→ Problem statement: Every entry in the data below needs to be repeated exactly.

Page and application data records
►

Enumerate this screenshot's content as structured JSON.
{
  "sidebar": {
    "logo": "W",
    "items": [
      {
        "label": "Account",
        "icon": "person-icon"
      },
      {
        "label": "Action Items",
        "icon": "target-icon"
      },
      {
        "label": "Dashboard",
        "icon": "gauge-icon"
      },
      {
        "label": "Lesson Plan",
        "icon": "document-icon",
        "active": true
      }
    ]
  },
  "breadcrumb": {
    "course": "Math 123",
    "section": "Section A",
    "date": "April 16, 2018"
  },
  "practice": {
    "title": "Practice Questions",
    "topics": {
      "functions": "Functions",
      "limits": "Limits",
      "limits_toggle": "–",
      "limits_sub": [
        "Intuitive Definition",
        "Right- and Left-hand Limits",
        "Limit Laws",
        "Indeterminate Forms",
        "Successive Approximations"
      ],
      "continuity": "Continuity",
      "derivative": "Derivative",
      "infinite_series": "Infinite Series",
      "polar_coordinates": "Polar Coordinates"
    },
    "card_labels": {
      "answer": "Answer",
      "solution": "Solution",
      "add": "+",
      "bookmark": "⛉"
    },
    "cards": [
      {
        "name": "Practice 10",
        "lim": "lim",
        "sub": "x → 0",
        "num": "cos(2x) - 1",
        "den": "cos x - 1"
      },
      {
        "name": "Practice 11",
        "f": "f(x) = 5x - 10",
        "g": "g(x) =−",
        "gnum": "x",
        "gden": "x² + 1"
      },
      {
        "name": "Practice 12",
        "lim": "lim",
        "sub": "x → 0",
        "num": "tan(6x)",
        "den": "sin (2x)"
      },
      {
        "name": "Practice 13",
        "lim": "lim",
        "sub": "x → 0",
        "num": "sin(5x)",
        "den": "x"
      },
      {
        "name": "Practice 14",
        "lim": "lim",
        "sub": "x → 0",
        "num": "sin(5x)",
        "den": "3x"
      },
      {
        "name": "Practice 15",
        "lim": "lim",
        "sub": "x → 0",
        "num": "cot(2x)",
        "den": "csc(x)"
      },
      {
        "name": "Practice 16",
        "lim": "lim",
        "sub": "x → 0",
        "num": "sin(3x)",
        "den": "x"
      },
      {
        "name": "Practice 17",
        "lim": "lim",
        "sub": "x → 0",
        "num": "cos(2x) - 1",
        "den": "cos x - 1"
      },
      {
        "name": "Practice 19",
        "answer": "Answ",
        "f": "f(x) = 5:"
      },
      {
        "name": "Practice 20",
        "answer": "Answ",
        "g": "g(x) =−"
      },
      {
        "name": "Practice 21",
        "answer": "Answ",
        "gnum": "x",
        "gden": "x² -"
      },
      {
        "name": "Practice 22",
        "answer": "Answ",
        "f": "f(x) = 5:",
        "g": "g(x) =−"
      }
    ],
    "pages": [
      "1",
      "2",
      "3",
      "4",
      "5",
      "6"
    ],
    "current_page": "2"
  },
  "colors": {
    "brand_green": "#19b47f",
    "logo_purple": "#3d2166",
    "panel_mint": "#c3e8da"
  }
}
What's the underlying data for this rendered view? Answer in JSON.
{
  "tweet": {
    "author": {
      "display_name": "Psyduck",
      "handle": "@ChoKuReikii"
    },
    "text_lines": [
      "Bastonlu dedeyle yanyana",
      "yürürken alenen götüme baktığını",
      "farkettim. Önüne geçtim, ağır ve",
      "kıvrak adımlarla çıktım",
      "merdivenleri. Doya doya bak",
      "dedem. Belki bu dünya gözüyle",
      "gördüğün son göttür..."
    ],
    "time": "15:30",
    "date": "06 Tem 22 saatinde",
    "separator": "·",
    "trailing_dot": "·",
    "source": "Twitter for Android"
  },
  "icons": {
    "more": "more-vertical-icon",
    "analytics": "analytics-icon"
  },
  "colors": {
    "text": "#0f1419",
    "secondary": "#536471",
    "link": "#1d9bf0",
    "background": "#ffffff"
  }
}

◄

→ Task result:
Enumerate this screenshot's content as structured JSON.
{
  "sidebar": {
    "logo": "W",
    "items": [
      {
        "label": "Account",
        "icon": "person-icon"
      },
      {
        "label": "Action Items",
        "icon": "target-icon"
      },
      {
        "label": "Dashboard",
        "icon": "gauge-icon"
      },
      {
        "label": "Lesson Plan",
        "icon": "document-icon",
        "active": true
      }
    ]
  },
  "breadcrumb": {
    "course": "Math 123",
    "section": "Section A",
    "date": "April 16, 2018"
  },
  "practice": {
    "title": "Practice Questions",
    "topics": {
      "functions": "Functions",
      "limits": "Limits",
      "limits_toggle": "–",
      "limits_sub": [
        "Intuitive Definition",
        "Right- and Left-hand Limits",
        "Limit Laws",
        "Indeterminate Forms",
        "Successive Approximations"
      ],
      "continuity": "Continuity",
      "derivative": "Derivative",
      "infinite_series": "Infinite Series",
      "polar_coordinates": "Polar Coordinates"
    },
    "card_labels": {
      "answer": "Answer",
      "solution": "Solution",
      "add": "+",
      "bookmark": "⛉"
    },
    "cards": [
      {
        "name": "Practice 10",
        "lim": "lim",
        "sub": "x → 0",
        "num": "cos(2x) - 1",
        "den": "cos x - 1"
      },
      {
        "name": "Practice 11",
        "f": "f(x) = 5x - 10",
        "g": "g(x) =−",
        "gnum": "x",
        "gden": "x² + 1"
      },
      {
        "name": "Practice 12",
        "lim": "lim",
        "sub": "x → 0",
        "num": "tan(6x)",
        "den": "sin (2x)"
      },
      {
        "name": "Practice 13",
        "lim": "lim",
        "sub": "x → 0",
        "num": "sin(5x)",
        "den": "x"
      },
      {
        "name": "Practice 14",
        "lim": "lim",
        "sub": "x → 0",
        "num": "sin(5x)",
        "den": "3x"
      },
      {
        "name": "Practice 15",
        "lim": "lim",
        "sub": "x → 0",
        "num": "cot(2x)",
        "den": "csc(x)"
      },
      {
        "name": "Practice 16",
        "lim": "lim",
        "sub": "x → 0",
        "num": "sin(3x)",
        "den": "x"
      },
      {
        "name": "Practice 17",
        "lim": "lim",
        "sub": "x → 0",
        "num": "cos(2x) - 1",
        "den": "cos x - 1"
      },
      {
        "name": "Practice 19",
        "answer": "Answ",
        "f": "f(x) = 5:"
      },
      {
        "name": "Practice 20",
        "answer": "Answ",
        "g": "g(x) =−"
      },
      {
        "name": "Practice 21",
        "answer": "Answ",
        "gnum": "x",
        "gden": "x² -"
      },
      {
        "name": "Practice 22",
        "answer": "Answ",
        "f": "f(x) = 5:",
        "g": "g(x) =−"
      }
    ],
    "pages": [
      "1",
      "2",
      "3",
      "4",
      "5",
      "6"
    ],
    "current_page": "2"
  },
  "colors": {
    "brand_green": "#19b47f",
    "logo_purple": "#3d2166",
    "panel_mint": "#c3e8da"
  }
}
What's the underlying data for this rendered view? Answer in JSON.
{
  "tweet": {
    "author": {
      "display_name": "Psyduck",
      "handle": "@ChoKuReikii"
    },
    "text_lines": [
      "Bastonlu dedeyle yanyana",
      "yürürken alenen götüme baktığını",
      "farkettim. Önüne geçtim, ağır ve",
      "kıvrak adımlarla çıktım",
      "merdivenleri. Doya doya bak",
      "dedem. Belki bu dünya gözüyle",
      "gördüğün son göttür..."
    ],
    "time": "15:30",
    "date": "06 Tem 22 saatinde",
    "separator": "·",
    "trailing_dot": "·",
    "source": "Twitter for Android"
  },
  "icons": {
    "more": "more-vertical-icon",
    "analytics": "analytics-icon"
  },
  "colors": {
    "text": "#0f1419",
    "secondary": "#536471",
    "link": "#1d9bf0",
    "background": "#ffffff"
  }
}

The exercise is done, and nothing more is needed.